During World War II in Europe, the German Tiger tank was a respected and feared fighting machine, but it was not always a match for the robust Republic P-47D Thunderbolt or the men who flew it. This account from just after the Battle of the Bulge is an excerpt from the book Hell Hawks!: The Untold Story of the American Fliers Who Savaged Hitler’s Wehrmacht by Robert F. Dorr and Thomas D. Jones.
After helping taking Cologne, the 3rd Armored Division took a well-deserved break from combat. 1st Lt. Edward Lopez, a P-47 Thunderbolt pilot who’d served with the tankers as a forward air controller, returned to the 387th Fighter Squadron, but not before procuring a few souvenirs – a fine shotgun, Nazi ceremonial dagger, and a huge swastika banner – taken from abandoned houses in the bombed city. Lopez reflected on his brief stint with the front line troops:

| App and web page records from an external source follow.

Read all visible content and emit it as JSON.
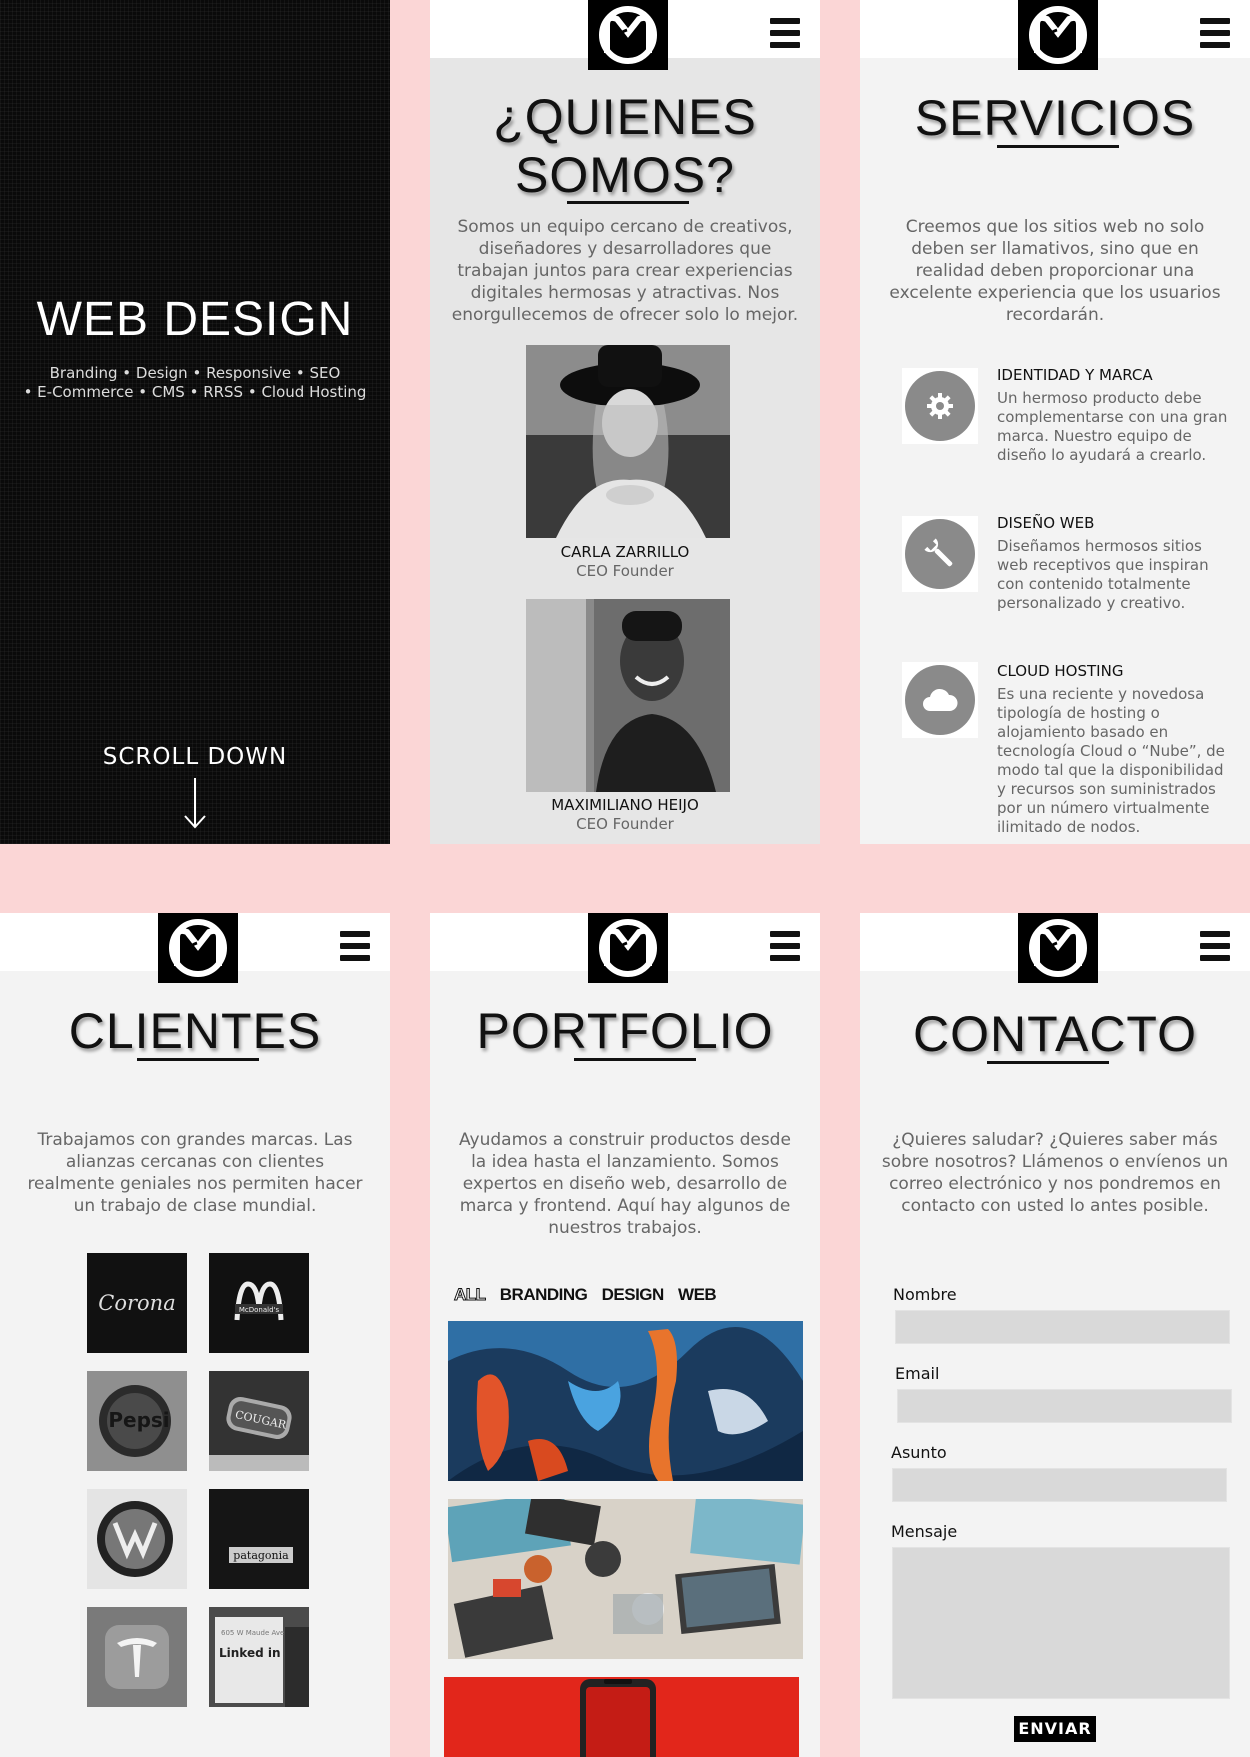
{
  "hero": {
    "title": "WEB DESIGN",
    "subtitle_line1": "Branding • Design • Responsive • SEO",
    "subtitle_line2": "• E-Commerce • CMS • RRSS • Cloud Hosting",
    "scroll_label": "SCROLL DOWN"
  },
  "about": {
    "title_line1": "¿QUIENES",
    "title_line2": "SOMOS?",
    "text": "Somos un equipo cercano de creativos, diseñadores y desarrolladores que trabajan juntos para crear experiencias digitales hermosas y atractivas. Nos enorgullecemos de ofrecer solo lo mejor.",
    "members": [
      {
        "name": "CARLA ZARRILLO",
        "role": "CEO Founder"
      },
      {
        "name": "MAXIMILIANO HEIJO",
        "role": "CEO Founder"
      }
    ]
  },
  "services": {
    "title": "SERVICIOS",
    "text": "Creemos que los sitios web no solo deben ser llamativos, sino que en realidad deben proporcionar una excelente experiencia que los usuarios recordarán.",
    "items": [
      {
        "title": "IDENTIDAD Y MARCA",
        "desc": "Un hermoso producto debe complementarse con una gran marca. Nuestro equipo de diseño lo ayudará a crearlo.",
        "icon": "gear-icon"
      },
      {
        "title": "DISEÑO WEB",
        "desc": "Diseñamos hermosos sitios web receptivos que inspiran con contenido totalmente personalizado y creativo.",
        "icon": "wrench-icon"
      },
      {
        "title": "CLOUD HOSTING",
        "desc": "Es una reciente y novedosa tipología de hosting o alojamiento basado en tecnología Cloud o “Nube”, de modo tal que la disponibilidad y recursos son suministrados por un número virtualmente ilimitado de nodos.",
        "icon": "cloud-icon"
      }
    ]
  },
  "clients": {
    "title": "CLIENTES",
    "text": "Trabajamos con grandes marcas. Las alianzas cercanas con clientes realmente geniales nos permiten hacer un trabajo de clase mundial.",
    "logos": [
      "Corona",
      "McDonald's",
      "Pepsi",
      "COUGAR",
      "VW",
      "patagonia",
      "Tesla",
      "Linked in"
    ],
    "logo_small_text": [
      "605 W Maude Ave"
    ]
  },
  "portfolio": {
    "title": "PORTFOLIO",
    "text": "Ayudamos a construir productos desde la idea hasta el lanzamiento. Somos expertos en diseño web, desarrollo de marca y frontend. Aquí hay algunos de nuestros trabajos.",
    "filters": [
      "ALL",
      "BRANDING",
      "DESIGN",
      "WEB"
    ]
  },
  "contact": {
    "title": "CONTACTO",
    "text": "¿Quieres saludar? ¿Quieres saber más sobre nosotros? Llámenos o envíenos un correo electrónico y nos pondremos en contacto con usted lo antes posible.",
    "labels": {
      "name": "Nombre",
      "email": "Email",
      "subject": "Asunto",
      "message": "Mensaje"
    },
    "send_label": "ENVIAR"
  },
  "colors": {
    "background": "#fbd6d6",
    "section_bg": "#f3f3f3",
    "accent": "#000000"
  }
}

“On my arrival I was the envy of the rest of the pilots, for not only had I experienced what our ground troops go through, but also had the opportunity to see the damage we had done to the German war effort, the burned out gun emplacements, destroyed Tiger tanks, gutted buildings, etc…and how grateful the GIs were that we were there to help them.”
While Lopez was forward with the 3rd Armored, the Hell Hawks – that was the name of the 365th Fighter Group, which included the 386th, 387th and 388th Fighter Squadrons – worked closely with other controllers accompanying U.S. tank columns. The group’s P-47 Thunderbolt pilots attacked designated targets and warned the G.I.s of opposition ahead.
In mid-afternoon of March 2, Major Arlo C. Henry was leading another pair of Thunderbolts, each lugging a pair of 500-pound bombs. The 3rd Armored Division controller, FORMROOM, directed Henry to a suspected tank concentration near the small Cologne suburb of Stommeln.
His information was accurate: Henry picked out three panzers traveling at 500-yard intervals into town.
Henry wrote later: “We were asked to seek out a tank or a mobile 88mm gun in or around the town of Stommeln that was holding up the column. From the air we could see the complete problem. Most of the column was behind the northwest/southeast railroad embankment which ran about one-half mile south of the town. About four or five [American] tanks had ventured through the underpass to head north towards town. They were either stalled or burning after being hit by enemy fire.
“We circled the town two or three times at low altitude without spotting a gun or a tank of any size. Further, we received no ground fire. Suddenly, one of my flight members called out, ‘Three tanks coming south towards town!!’ I immediately called FORMROOM to confirm that no friendly troops were north or northwest of the town.
“‘Negative. Identify and destroy!'”
“We made a fast in-trail pass to look at the tanks and saw the muzzle-brakes and crosses on the turrets. ‘Tigers! They’re closing up – let’s try to get them before they split up!’
“By this time I was coming around for a low pass with bombs. The tanks had pulled up and stopped bumper-to-bumper at the east-west street. We had to get those bombs in broadside before they split up! I punched the button to release the bombs and pulled up sharply to miss the power lines strung across the street. I then made a low tight turn to the left to see how we had done.